_Excerpts from an interface dataset_:
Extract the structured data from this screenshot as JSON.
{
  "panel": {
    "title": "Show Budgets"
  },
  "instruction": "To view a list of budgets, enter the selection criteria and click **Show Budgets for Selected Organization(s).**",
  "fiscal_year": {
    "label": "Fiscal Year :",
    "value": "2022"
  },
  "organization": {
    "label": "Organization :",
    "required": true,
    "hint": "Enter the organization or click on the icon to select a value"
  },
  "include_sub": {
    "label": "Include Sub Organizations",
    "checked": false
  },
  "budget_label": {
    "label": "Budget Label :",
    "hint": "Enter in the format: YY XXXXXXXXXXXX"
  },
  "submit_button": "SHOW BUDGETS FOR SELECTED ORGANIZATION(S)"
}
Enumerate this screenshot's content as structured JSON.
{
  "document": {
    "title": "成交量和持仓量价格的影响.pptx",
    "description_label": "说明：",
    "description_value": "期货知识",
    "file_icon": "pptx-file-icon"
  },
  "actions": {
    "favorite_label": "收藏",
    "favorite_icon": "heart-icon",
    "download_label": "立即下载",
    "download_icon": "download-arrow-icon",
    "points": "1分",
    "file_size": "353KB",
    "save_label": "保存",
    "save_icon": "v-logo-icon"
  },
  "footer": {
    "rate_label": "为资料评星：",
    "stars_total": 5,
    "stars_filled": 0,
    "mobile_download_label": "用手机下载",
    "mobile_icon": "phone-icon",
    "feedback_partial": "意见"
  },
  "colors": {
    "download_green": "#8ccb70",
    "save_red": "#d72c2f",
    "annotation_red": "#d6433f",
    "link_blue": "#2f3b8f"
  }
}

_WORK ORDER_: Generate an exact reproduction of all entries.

_RESULT OF THIS TASK_:
Extract the structured data from this screenshot as JSON.
{
  "panel": {
    "title": "Show Budgets"
  },
  "instruction": "To view a list of budgets, enter the selection criteria and click **Show Budgets for Selected Organization(s).**",
  "fiscal_year": {
    "label": "Fiscal Year :",
    "value": "2022"
  },
  "organization": {
    "label": "Organization :",
    "required": true,
    "hint": "Enter the organization or click on the icon to select a value"
  },
  "include_sub": {
    "label": "Include Sub Organizations",
    "checked": false
  },
  "budget_label": {
    "label": "Budget Label :",
    "hint": "Enter in the format: YY XXXXXXXXXXXX"
  },
  "submit_button": "SHOW BUDGETS FOR SELECTED ORGANIZATION(S)"
}
Enumerate this screenshot's content as structured JSON.
{
  "document": {
    "title": "成交量和持仓量价格的影响.pptx",
    "description_label": "说明：",
    "description_value": "期货知识",
    "file_icon": "pptx-file-icon"
  },
  "actions": {
    "favorite_label": "收藏",
    "favorite_icon": "heart-icon",
    "download_label": "立即下载",
    "download_icon": "download-arrow-icon",
    "points": "1分",
    "file_size": "353KB",
    "save_label": "保存",
    "save_icon": "v-logo-icon"
  },
  "footer": {
    "rate_label": "为资料评星：",
    "stars_total": 5,
    "stars_filled": 0,
    "mobile_download_label": "用手机下载",
    "mobile_icon": "phone-icon",
    "feedback_partial": "意见"
  },
  "colors": {
    "download_green": "#8ccb70",
    "save_red": "#d72c2f",
    "annotation_red": "#d6433f",
    "link_blue": "#2f3b8f"
  }
}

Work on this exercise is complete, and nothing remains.